Marcos to Duque: Abolish 3-percent OFW premium to PhilHealth

Published August 23, 2020, 5:51 PM

by Hannah Torregoza 

Senator Imelda “Imee” Marcos on Sunday urged Health Secretary Francisco Duque III to keep his word and work for the permanent abolition of the three-percent premium that overseas Filipino workers (OFWs) pay to PhilHealth.

Senator Imee R. Marcos
(Senate of the Philippines / FILE PHOTO / MANILA BULLETIN)

Marcos said Duque should make good on his word in support of the measure during last week’s Senate inquiry into the state health care insurer’s fund anomalies.

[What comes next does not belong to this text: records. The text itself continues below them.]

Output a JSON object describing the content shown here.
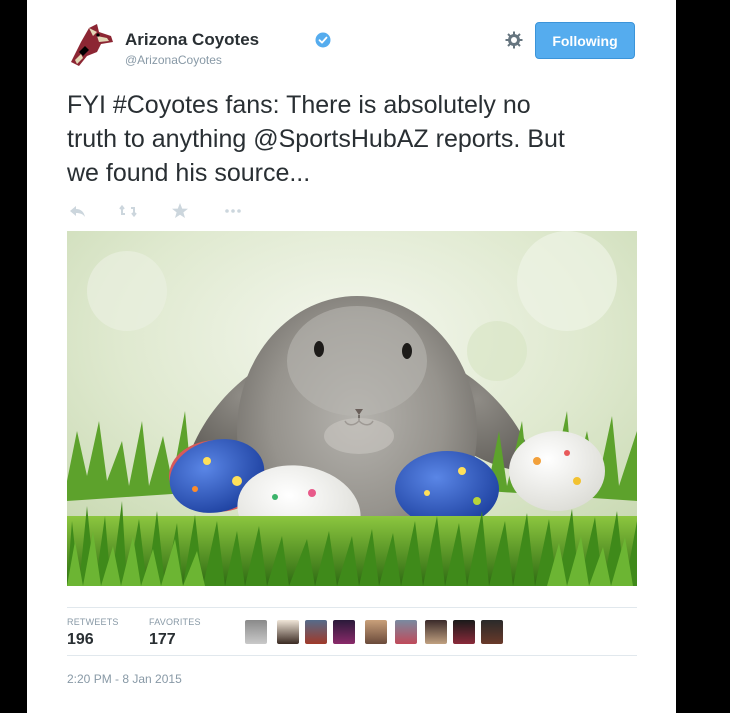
{
  "tweet": {
    "author_name": "Arizona Coyotes",
    "author_handle": "@ArizonaCoyotes",
    "follow_label": "Following",
    "text": "FYI #Coyotes fans: There is absolutely no truth to anything @SportsHubAZ reports. But we found his source...",
    "text_lines": [
      "FYI #Coyotes fans: There is absolutely no",
      "truth to anything @SportsHubAZ reports. But",
      "we found his source..."
    ],
    "timestamp": "2:20 PM - 8 Jan 2015"
  },
  "actions": {
    "icons": [
      "reply-icon",
      "retweet-icon",
      "favorite-icon",
      "more-icon"
    ]
  },
  "stats": {
    "retweets_label": "RETWEETS",
    "retweets_count": "196",
    "favorites_label": "FAVORITES",
    "favorites_count": "177"
  },
  "colors": {
    "follow_button": "#55acee",
    "verified_badge": "#55acee",
    "text": "#292f33",
    "muted": "#8899a6",
    "logo_red": "#8c2633"
  },
  "icons": {
    "verified": "verified-badge-icon",
    "settings": "gear-icon",
    "avatar": "coyote-logo-icon"
  }
}
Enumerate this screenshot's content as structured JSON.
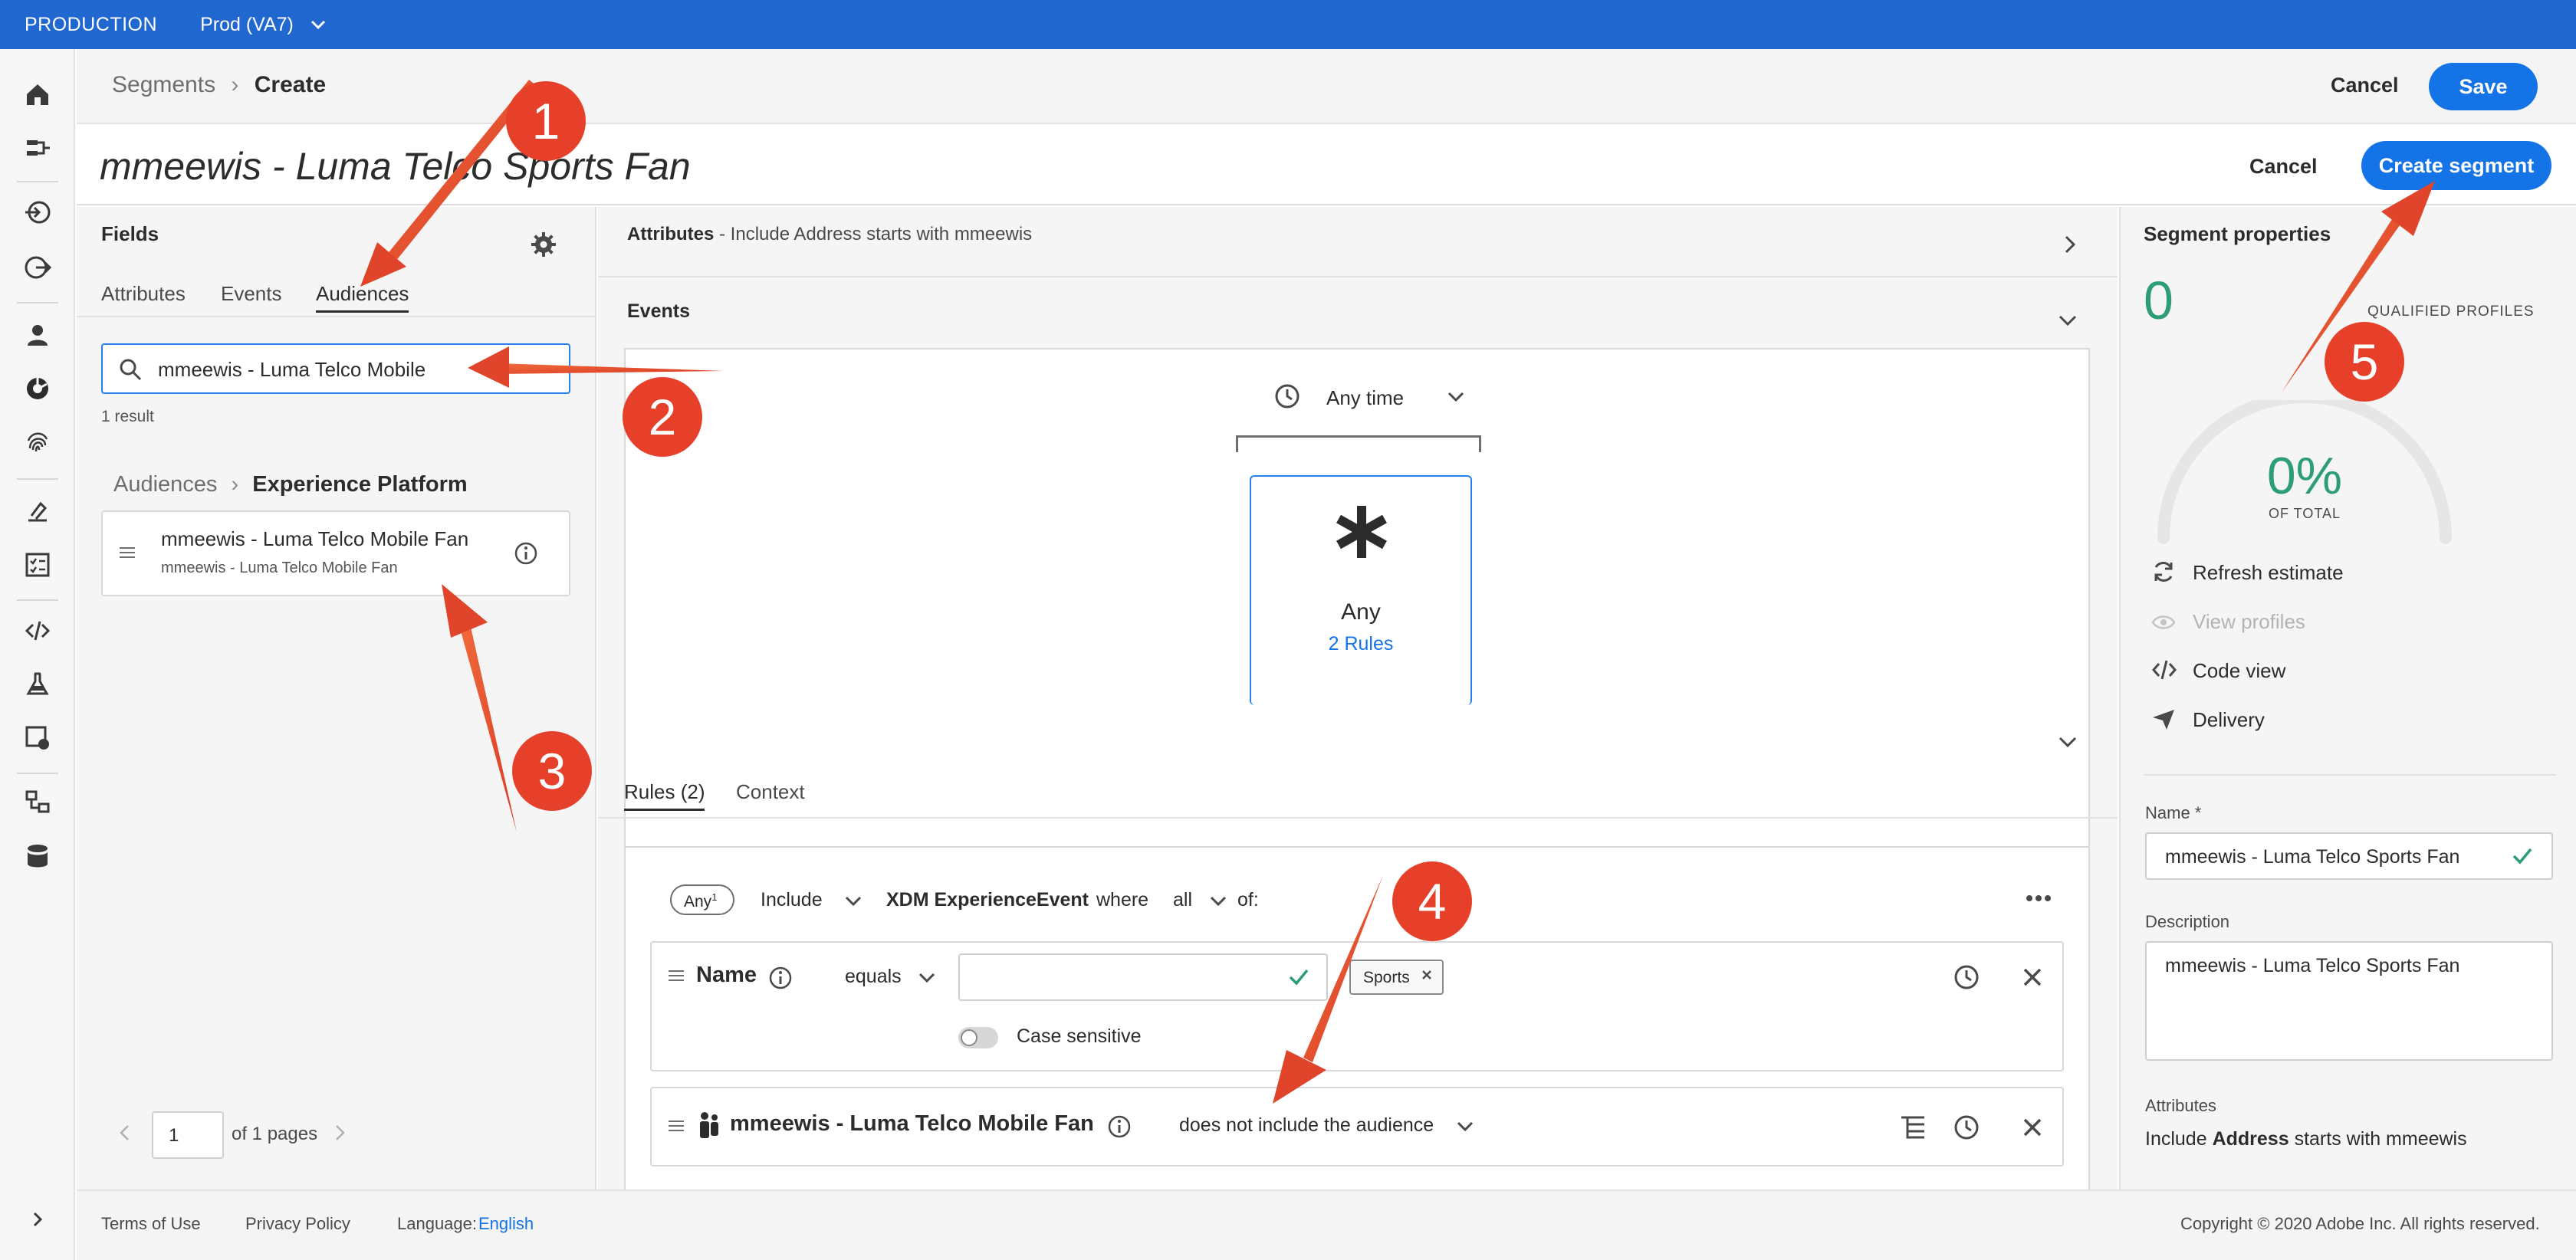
{
  "topbar": {
    "environment": "PRODUCTION",
    "sandbox": "Prod (VA7)"
  },
  "breadcrumb": {
    "parent": "Segments",
    "current": "Create"
  },
  "header_actions": {
    "cancel": "Cancel",
    "save": "Save"
  },
  "segment": {
    "title": "mmeewis - Luma Telco Sports Fan",
    "cancel": "Cancel",
    "create": "Create segment"
  },
  "fields_panel": {
    "title": "Fields",
    "tabs": [
      "Attributes",
      "Events",
      "Audiences"
    ],
    "search_value": "mmeewis - Luma Telco Mobile",
    "result_count": "1 result",
    "crumb_parent": "Audiences",
    "crumb_current": "Experience Platform",
    "item_title": "mmeewis - Luma Telco Mobile Fan",
    "item_subtitle": "mmeewis - Luma Telco Mobile Fan",
    "page_value": "1",
    "page_of": "of 1 pages"
  },
  "canvas": {
    "attributes_label": "Attributes",
    "attributes_summary": "- Include Address starts with mmeewis",
    "events_label": "Events",
    "time_filter": "Any time",
    "card_title": "Any",
    "card_rules": "2 Rules",
    "tabs": [
      "Rules (2)",
      "Context"
    ],
    "rule_header": {
      "badge": "Any",
      "badge_sup": "1",
      "include": "Include",
      "schema": "XDM ExperienceEvent",
      "where": "where",
      "all": "all",
      "of": "of:"
    },
    "rule1": {
      "field": "Name",
      "operator": "equals",
      "chip": "Sports",
      "case_label": "Case sensitive"
    },
    "rule2": {
      "field": "mmeewis - Luma Telco Mobile Fan",
      "operator": "does not include the audience"
    }
  },
  "properties": {
    "title": "Segment properties",
    "count": "0",
    "qualified_label": "QUALIFIED PROFILES",
    "percent": "0%",
    "of_total": "OF TOTAL",
    "actions": [
      "Refresh estimate",
      "View profiles",
      "Code view",
      "Delivery"
    ],
    "name_label": "Name *",
    "name_value": "mmeewis - Luma Telco Sports Fan",
    "desc_label": "Description",
    "desc_value": "mmeewis - Luma Telco Sports Fan",
    "attr_label": "Attributes",
    "attr_prefix": "Include",
    "attr_bold": "Address",
    "attr_suffix": "starts with mmeewis"
  },
  "footer": {
    "terms": "Terms of Use",
    "privacy": "Privacy Policy",
    "language_label": "Language:",
    "language_value": "English",
    "copyright": "Copyright © 2020 Adobe Inc. All rights reserved."
  },
  "callouts": [
    "1",
    "2",
    "3",
    "4",
    "5"
  ],
  "colors": {
    "brand": "#2068d0",
    "cta": "#1473e6",
    "callout": "#e7402a",
    "positive": "#2d9d78"
  }
}
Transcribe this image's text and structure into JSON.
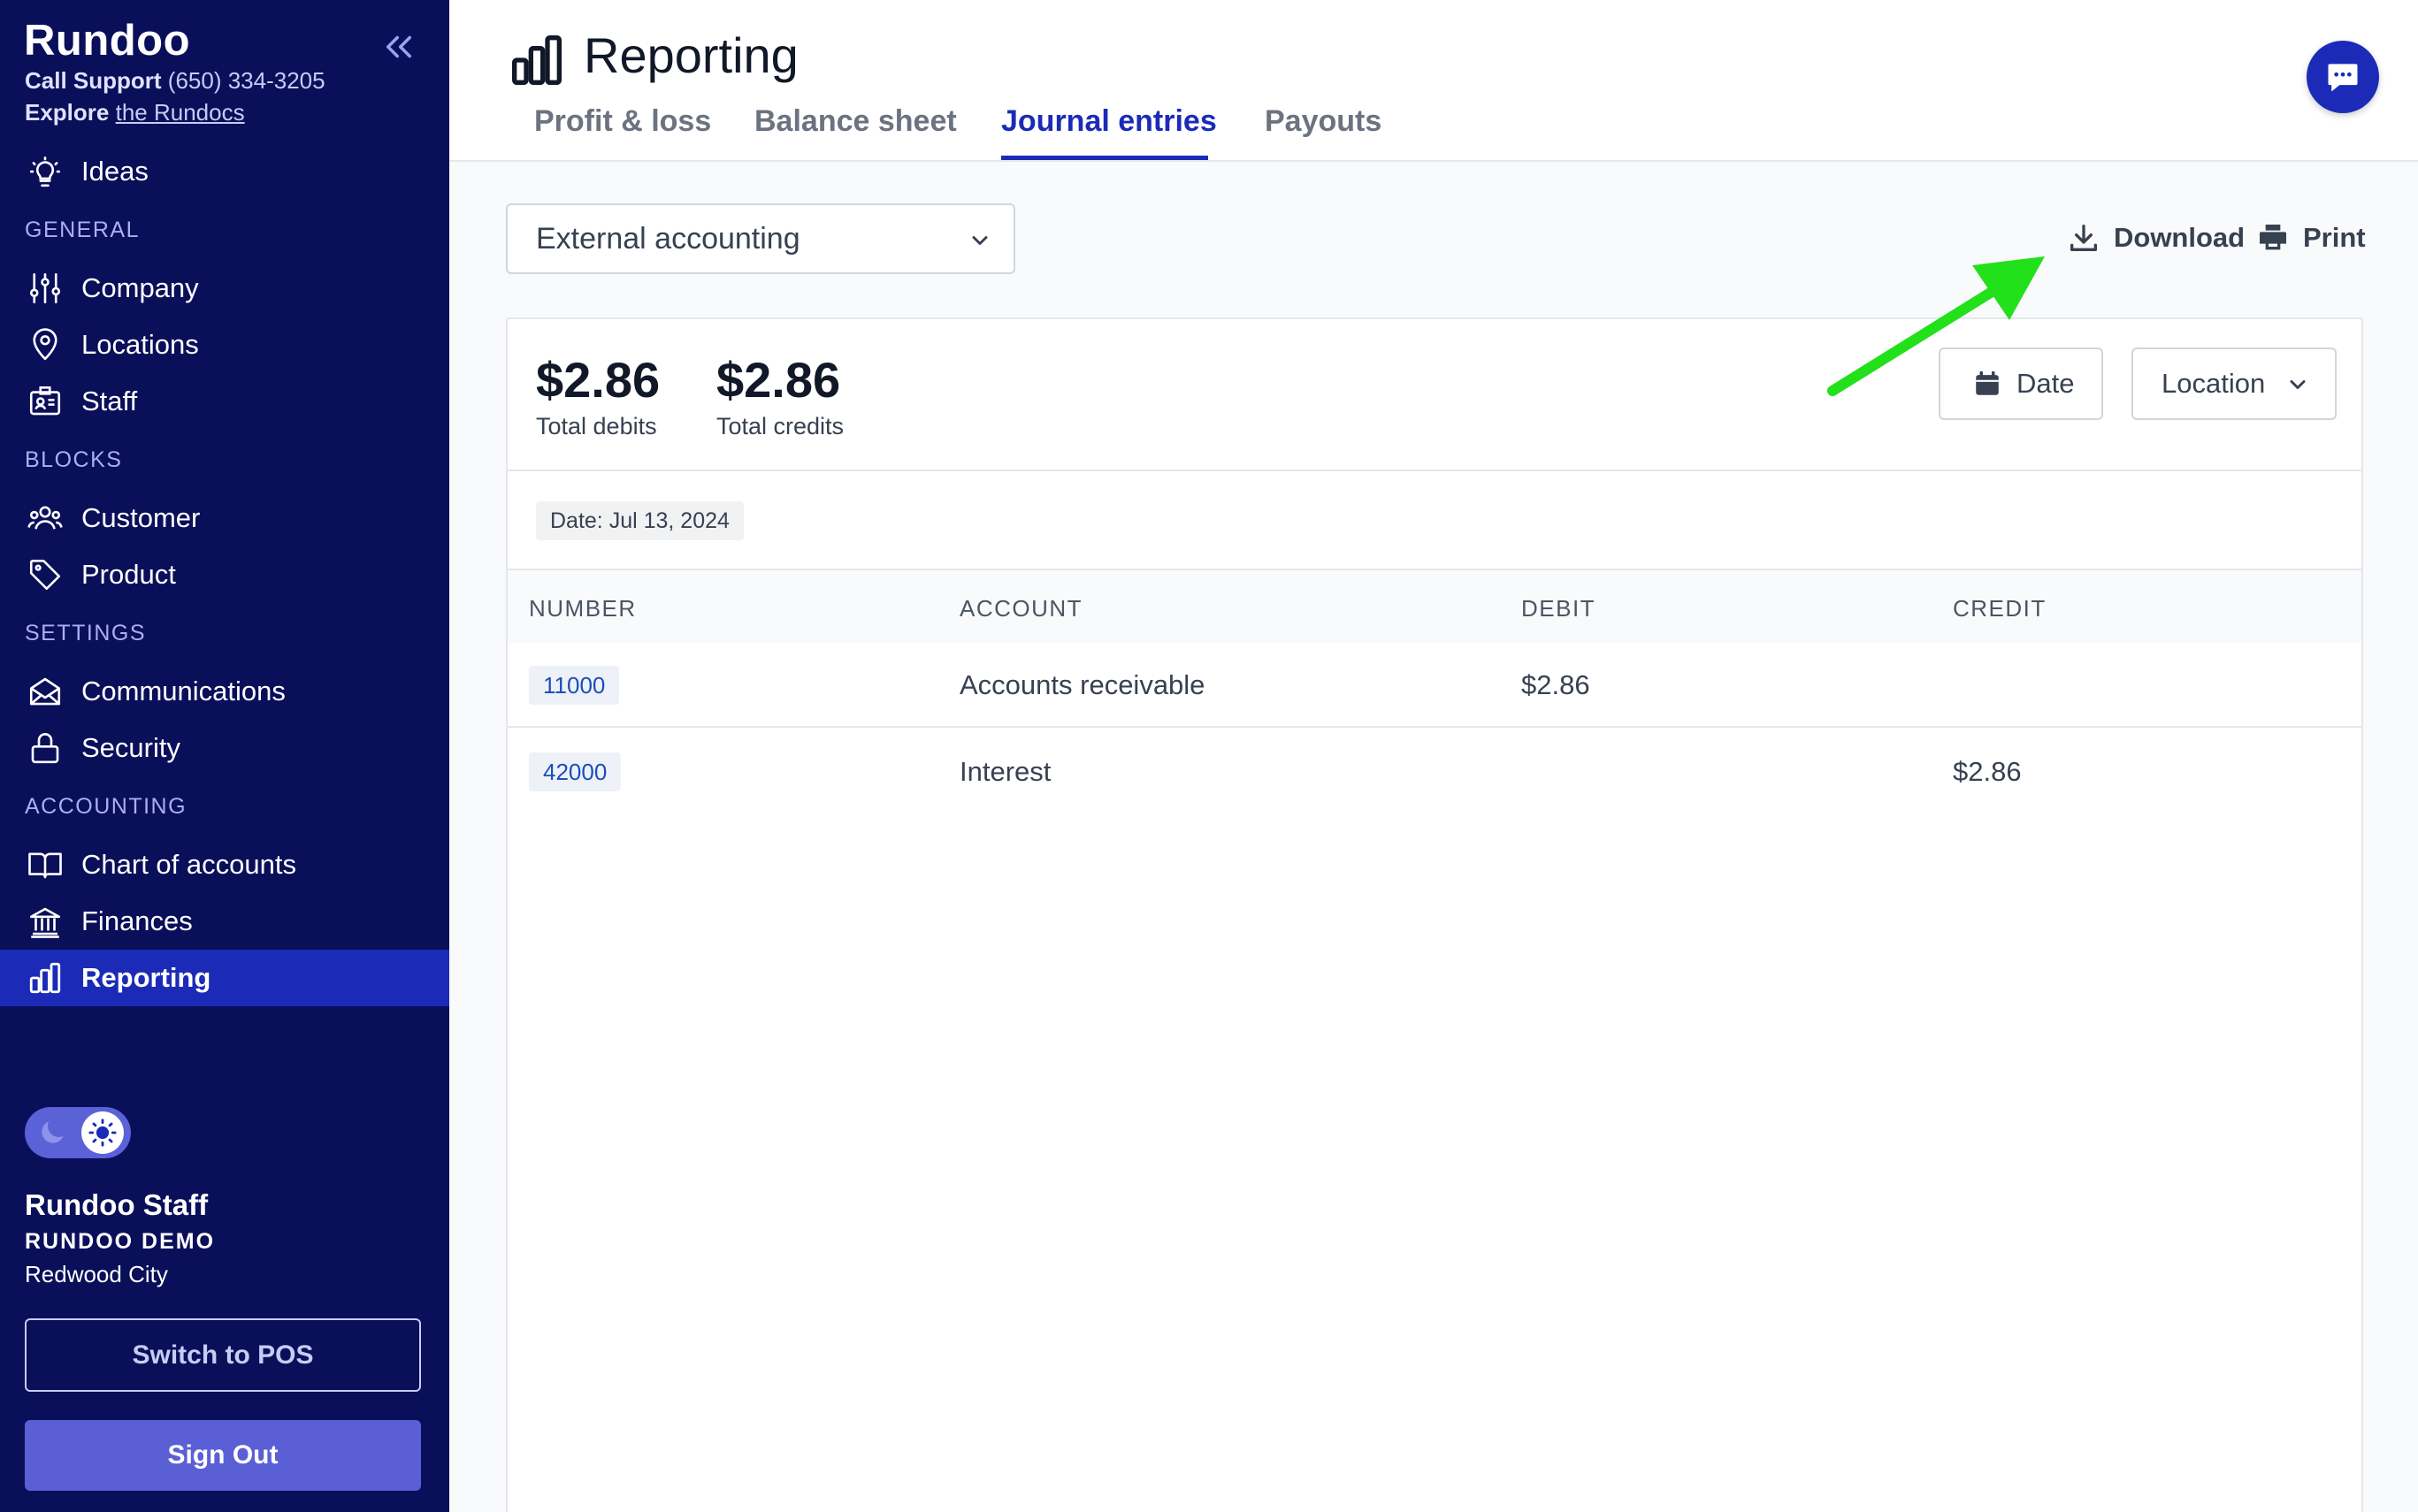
{
  "sidebar": {
    "brand": "Rundoo",
    "support_label": "Call Support",
    "support_phone": "(650) 334-3205",
    "explore_label": "Explore",
    "explore_link": "the Rundocs",
    "items": {
      "ideas": "Ideas",
      "company": "Company",
      "locations": "Locations",
      "staff": "Staff",
      "customer": "Customer",
      "product": "Product",
      "communications": "Communications",
      "security": "Security",
      "chart_of_accounts": "Chart of accounts",
      "finances": "Finances",
      "reporting": "Reporting"
    },
    "sections": {
      "general": "GENERAL",
      "blocks": "BLOCKS",
      "settings": "SETTINGS",
      "accounting": "ACCOUNTING"
    },
    "user": {
      "name": "Rundoo Staff",
      "org": "RUNDOO DEMO",
      "city": "Redwood City"
    },
    "switch_pos": "Switch to POS",
    "sign_out": "Sign Out"
  },
  "header": {
    "title": "Reporting",
    "tabs": [
      "Profit & loss",
      "Balance sheet",
      "Journal entries",
      "Payouts"
    ],
    "active_tab": "Journal entries"
  },
  "toolbar": {
    "select_value": "External accounting",
    "download": "Download",
    "print": "Print"
  },
  "summary": {
    "total_debits_value": "$2.86",
    "total_debits_label": "Total debits",
    "total_credits_value": "$2.86",
    "total_credits_label": "Total credits",
    "date_button": "Date",
    "location_button": "Location"
  },
  "date_chip": "Date: Jul 13, 2024",
  "table": {
    "headers": [
      "NUMBER",
      "ACCOUNT",
      "DEBIT",
      "CREDIT"
    ],
    "rows": [
      {
        "number": "11000",
        "account": "Accounts receivable",
        "debit": "$2.86",
        "credit": ""
      },
      {
        "number": "42000",
        "account": "Interest",
        "debit": "",
        "credit": "$2.86"
      }
    ]
  },
  "colors": {
    "sidebar_bg": "#0a0f59",
    "accent": "#1b2bb8",
    "sign_out": "#5b5fd6",
    "annotation_arrow": "#22e01a"
  }
}
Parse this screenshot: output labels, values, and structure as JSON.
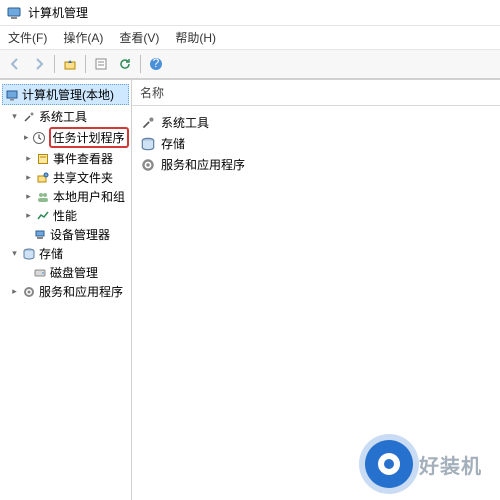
{
  "title": "计算机管理",
  "menu": {
    "file": "文件(F)",
    "action": "操作(A)",
    "view": "查看(V)",
    "help": "帮助(H)"
  },
  "toolbar": {
    "back": "back",
    "forward": "forward",
    "up": "up",
    "props": "properties",
    "refresh": "refresh",
    "help": "help"
  },
  "tree": {
    "root": "计算机管理(本地)",
    "system_tools": "系统工具",
    "task_scheduler": "任务计划程序",
    "event_viewer": "事件查看器",
    "shared_folders": "共享文件夹",
    "local_users": "本地用户和组",
    "performance": "性能",
    "device_mgr": "设备管理器",
    "storage": "存储",
    "disk_mgmt": "磁盘管理",
    "services_apps": "服务和应用程序"
  },
  "list": {
    "header_name": "名称",
    "items": [
      {
        "label": "系统工具"
      },
      {
        "label": "存储"
      },
      {
        "label": "服务和应用程序"
      }
    ]
  },
  "watermark": {
    "text": "好装机"
  }
}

“May kasabihan, ‘Kung gusto, maraming paraan; kung ayaw, maraming dahilan’ (It’s been said that if you want something done, you’ll find many ways to get to it; if you don’t, you’ll find many excuses). Let’s stand by our OFWs and finally get this done!” Marcos said.

The senator asserted that PhilHealth can unburden OFWs of the premium deducted from their salaries, by recovering billions lost to leakages in its funds.

She said among the fund leakages that may amount to more than what PhilHealth would collect from the OFW premium, include overpayments of hospital reimbursements for exaggerated illnesses—known as “upcasing,” ghost patients, and board and room charges padded on outpatient cases.

Marcos also noted that PhilHealth has a history of treating OFWs as its “milking cows.”

“With thousands upon thousands of OFWs losing their jobs and facing repatriation due to the COVID-19 pandemic, plus the charges of corruption hounding PhilHealth, the three-percent premium should no longer be re-imposed,” the lawmaker stressed.

Eariler, President Duterte suspended the collection of the three-percent premium last May and made it voluntary after OFWs protested the increase from the previous 2.75 percent rate.

“It’s practically extortion. All OFWs are held hostage from taking up their jobs abroad because they cannot get an overseas employment certificate unless they make an advance payment to PhilHealth,” Marcos pointed out.

She also noted that PhilHealth did not offer OFWs any other benefit in their succeeding contributions. The state health insurer also failed to consider that hospitals in the host countries of these OFWs follow a different health care program and do not count on PhilHealth reimbursements.